The danger and allure of comic book fantasy in Sam Zabel and the Magic Pen

In 1998, New Zealand cartoonist Dylan Horrocks wrote a 250-page graphic novel called Hicksville, about a comic book artist and a journalist writing a biography of the artist. The Comics Journal awarded it "Book of the Year." I loved it (here's my review). Now, 17 years later, Horrocks has released his second graphic novel, called Sam Zabel and the Magic Pen. Like Hicksville, it's about comic book artists and the allure of comic books. And also like Hicksville, it, too, is worthy of an award.

The story begins with a frustrated Kiwi cartoonist named Sam Zabel. He used to loved self-publishing comic books, but is now stuck writing stories for a major comics publisher and not having any fun. He's got a bad case of writer's block, and is depressed. One day, while visiting a used book store, Zabel stumbles on a 1950s science fiction comic that magically sucks him into an Edgar Rice Burroughs-like version of Mars, which is populated by a harem of naked green-skinned alien women who welcome him as their hero-husband and want to make him the star of their orgy.

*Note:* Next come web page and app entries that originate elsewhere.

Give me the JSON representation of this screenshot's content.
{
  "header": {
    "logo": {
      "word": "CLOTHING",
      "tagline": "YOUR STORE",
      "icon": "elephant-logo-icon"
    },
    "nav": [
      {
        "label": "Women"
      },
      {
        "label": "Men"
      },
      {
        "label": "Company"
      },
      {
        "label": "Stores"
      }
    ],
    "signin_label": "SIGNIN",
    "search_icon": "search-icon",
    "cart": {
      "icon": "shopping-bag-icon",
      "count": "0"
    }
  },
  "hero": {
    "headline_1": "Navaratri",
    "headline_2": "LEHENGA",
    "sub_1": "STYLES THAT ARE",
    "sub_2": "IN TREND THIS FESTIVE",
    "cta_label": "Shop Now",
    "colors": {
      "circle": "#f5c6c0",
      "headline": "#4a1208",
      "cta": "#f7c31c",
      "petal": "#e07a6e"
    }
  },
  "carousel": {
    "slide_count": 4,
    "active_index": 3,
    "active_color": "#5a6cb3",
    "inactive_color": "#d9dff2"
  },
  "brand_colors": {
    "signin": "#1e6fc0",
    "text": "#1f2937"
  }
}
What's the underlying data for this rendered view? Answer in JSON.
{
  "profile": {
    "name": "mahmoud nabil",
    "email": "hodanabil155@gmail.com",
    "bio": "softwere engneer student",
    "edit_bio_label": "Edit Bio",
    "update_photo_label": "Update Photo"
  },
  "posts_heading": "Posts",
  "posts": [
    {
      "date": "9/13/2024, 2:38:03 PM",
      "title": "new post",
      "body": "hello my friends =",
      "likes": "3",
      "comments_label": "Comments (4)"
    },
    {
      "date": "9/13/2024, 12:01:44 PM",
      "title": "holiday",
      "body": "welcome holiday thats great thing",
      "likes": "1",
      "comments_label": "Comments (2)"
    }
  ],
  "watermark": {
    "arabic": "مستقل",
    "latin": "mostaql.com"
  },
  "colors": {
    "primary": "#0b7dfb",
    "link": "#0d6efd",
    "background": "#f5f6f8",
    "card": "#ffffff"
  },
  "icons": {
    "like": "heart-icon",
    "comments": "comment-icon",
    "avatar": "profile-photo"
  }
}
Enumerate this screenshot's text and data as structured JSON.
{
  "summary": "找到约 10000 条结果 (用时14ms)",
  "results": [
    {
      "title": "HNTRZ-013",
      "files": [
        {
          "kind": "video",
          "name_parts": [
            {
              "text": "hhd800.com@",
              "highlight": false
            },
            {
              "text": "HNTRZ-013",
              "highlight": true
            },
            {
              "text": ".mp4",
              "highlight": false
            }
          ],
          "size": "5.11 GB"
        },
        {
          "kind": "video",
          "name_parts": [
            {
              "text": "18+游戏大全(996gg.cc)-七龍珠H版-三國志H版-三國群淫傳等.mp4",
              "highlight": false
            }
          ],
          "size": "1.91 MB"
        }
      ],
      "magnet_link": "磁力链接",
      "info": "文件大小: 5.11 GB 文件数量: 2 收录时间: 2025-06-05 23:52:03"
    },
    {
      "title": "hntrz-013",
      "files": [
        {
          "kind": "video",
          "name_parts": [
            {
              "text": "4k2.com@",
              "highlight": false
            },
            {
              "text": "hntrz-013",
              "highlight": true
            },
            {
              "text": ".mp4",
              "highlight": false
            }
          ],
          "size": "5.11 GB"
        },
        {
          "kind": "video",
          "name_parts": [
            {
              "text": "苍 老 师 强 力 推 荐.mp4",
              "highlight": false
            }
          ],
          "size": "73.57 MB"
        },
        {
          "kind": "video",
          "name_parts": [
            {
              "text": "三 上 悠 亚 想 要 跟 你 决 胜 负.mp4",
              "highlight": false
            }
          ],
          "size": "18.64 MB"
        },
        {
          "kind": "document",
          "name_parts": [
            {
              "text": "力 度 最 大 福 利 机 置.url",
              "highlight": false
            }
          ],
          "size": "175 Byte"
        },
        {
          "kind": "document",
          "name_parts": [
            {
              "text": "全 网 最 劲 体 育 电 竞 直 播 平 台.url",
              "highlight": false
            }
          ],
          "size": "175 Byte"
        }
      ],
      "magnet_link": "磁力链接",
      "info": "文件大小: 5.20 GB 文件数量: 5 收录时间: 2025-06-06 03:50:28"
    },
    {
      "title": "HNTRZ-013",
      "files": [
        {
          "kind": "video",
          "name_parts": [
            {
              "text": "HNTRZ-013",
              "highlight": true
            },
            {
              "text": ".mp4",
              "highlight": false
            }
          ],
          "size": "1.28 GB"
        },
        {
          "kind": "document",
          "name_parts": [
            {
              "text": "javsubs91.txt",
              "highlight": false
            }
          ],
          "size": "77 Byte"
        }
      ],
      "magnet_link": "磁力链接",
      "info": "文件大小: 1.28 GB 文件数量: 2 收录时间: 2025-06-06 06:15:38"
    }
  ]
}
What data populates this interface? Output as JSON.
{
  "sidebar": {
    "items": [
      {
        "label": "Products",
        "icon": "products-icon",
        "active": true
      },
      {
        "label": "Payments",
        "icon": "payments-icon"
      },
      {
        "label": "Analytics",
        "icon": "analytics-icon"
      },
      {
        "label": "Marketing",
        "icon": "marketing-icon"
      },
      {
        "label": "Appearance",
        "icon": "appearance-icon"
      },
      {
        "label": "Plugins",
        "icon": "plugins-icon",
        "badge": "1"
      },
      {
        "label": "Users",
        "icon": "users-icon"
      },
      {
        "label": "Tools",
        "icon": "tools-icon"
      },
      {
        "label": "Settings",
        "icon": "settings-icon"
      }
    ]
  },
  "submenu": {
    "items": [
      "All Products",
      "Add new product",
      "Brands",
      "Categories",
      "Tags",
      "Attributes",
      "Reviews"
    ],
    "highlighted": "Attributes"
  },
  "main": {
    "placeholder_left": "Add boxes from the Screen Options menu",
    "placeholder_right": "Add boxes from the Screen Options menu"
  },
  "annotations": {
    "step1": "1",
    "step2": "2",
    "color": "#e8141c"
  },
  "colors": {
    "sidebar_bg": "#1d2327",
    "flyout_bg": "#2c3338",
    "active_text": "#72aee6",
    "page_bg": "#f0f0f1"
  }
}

After sort-of-but-not-really resisting their advances he explores his strange new environment, meeting other humans and comic book characters who, like him, are trapped in a universe that blends fiction and reality, jumping from one comic-book genre to another. As Zabel travels through these alternate worlds, he comes to terms with the reasons why comic books appeal to him, and the joys and hazards of disappearing down the rabbit hole of fantasy.

See sample pages of Sam Zabel and the Magic Pen at Wink.